TASK BRIEF> The reply should contain every entry below exactly as written, with no images.

MATERIAL FOR THE TASK>
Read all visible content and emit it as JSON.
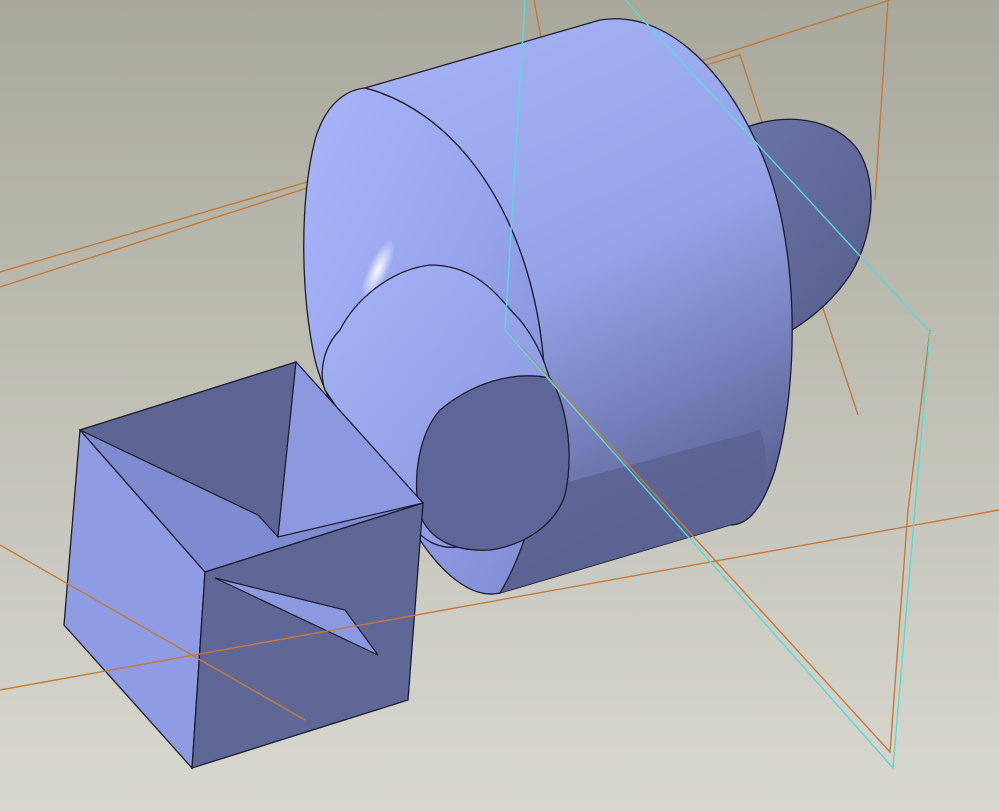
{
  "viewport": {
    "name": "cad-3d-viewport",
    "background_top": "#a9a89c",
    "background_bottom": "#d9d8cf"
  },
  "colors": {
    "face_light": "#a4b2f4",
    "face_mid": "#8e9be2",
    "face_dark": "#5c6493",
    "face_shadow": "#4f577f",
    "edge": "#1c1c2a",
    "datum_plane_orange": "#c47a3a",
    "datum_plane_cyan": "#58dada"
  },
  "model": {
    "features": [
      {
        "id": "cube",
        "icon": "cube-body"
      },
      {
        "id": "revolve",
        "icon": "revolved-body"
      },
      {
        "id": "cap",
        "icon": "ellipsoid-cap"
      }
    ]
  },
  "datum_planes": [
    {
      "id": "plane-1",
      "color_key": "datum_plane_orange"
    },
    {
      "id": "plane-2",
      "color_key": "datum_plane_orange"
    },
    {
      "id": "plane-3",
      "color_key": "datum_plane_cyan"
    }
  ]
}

ANSWER BOX>
Read all visible content and emit it as JSON.
{
  "viewport": {
    "name": "cad-3d-viewport",
    "background_top": "#a9a89c",
    "background_bottom": "#d9d8cf"
  },
  "colors": {
    "face_light": "#a4b2f4",
    "face_mid": "#8e9be2",
    "face_dark": "#5c6493",
    "face_shadow": "#4f577f",
    "edge": "#1c1c2a",
    "datum_plane_orange": "#c47a3a",
    "datum_plane_cyan": "#58dada"
  },
  "model": {
    "features": [
      {
        "id": "cube",
        "icon": "cube-body"
      },
      {
        "id": "revolve",
        "icon": "revolved-body"
      },
      {
        "id": "cap",
        "icon": "ellipsoid-cap"
      }
    ]
  },
  "datum_planes": [
    {
      "id": "plane-1",
      "color_key": "datum_plane_orange"
    },
    {
      "id": "plane-2",
      "color_key": "datum_plane_orange"
    },
    {
      "id": "plane-3",
      "color_key": "datum_plane_cyan"
    }
  ]
}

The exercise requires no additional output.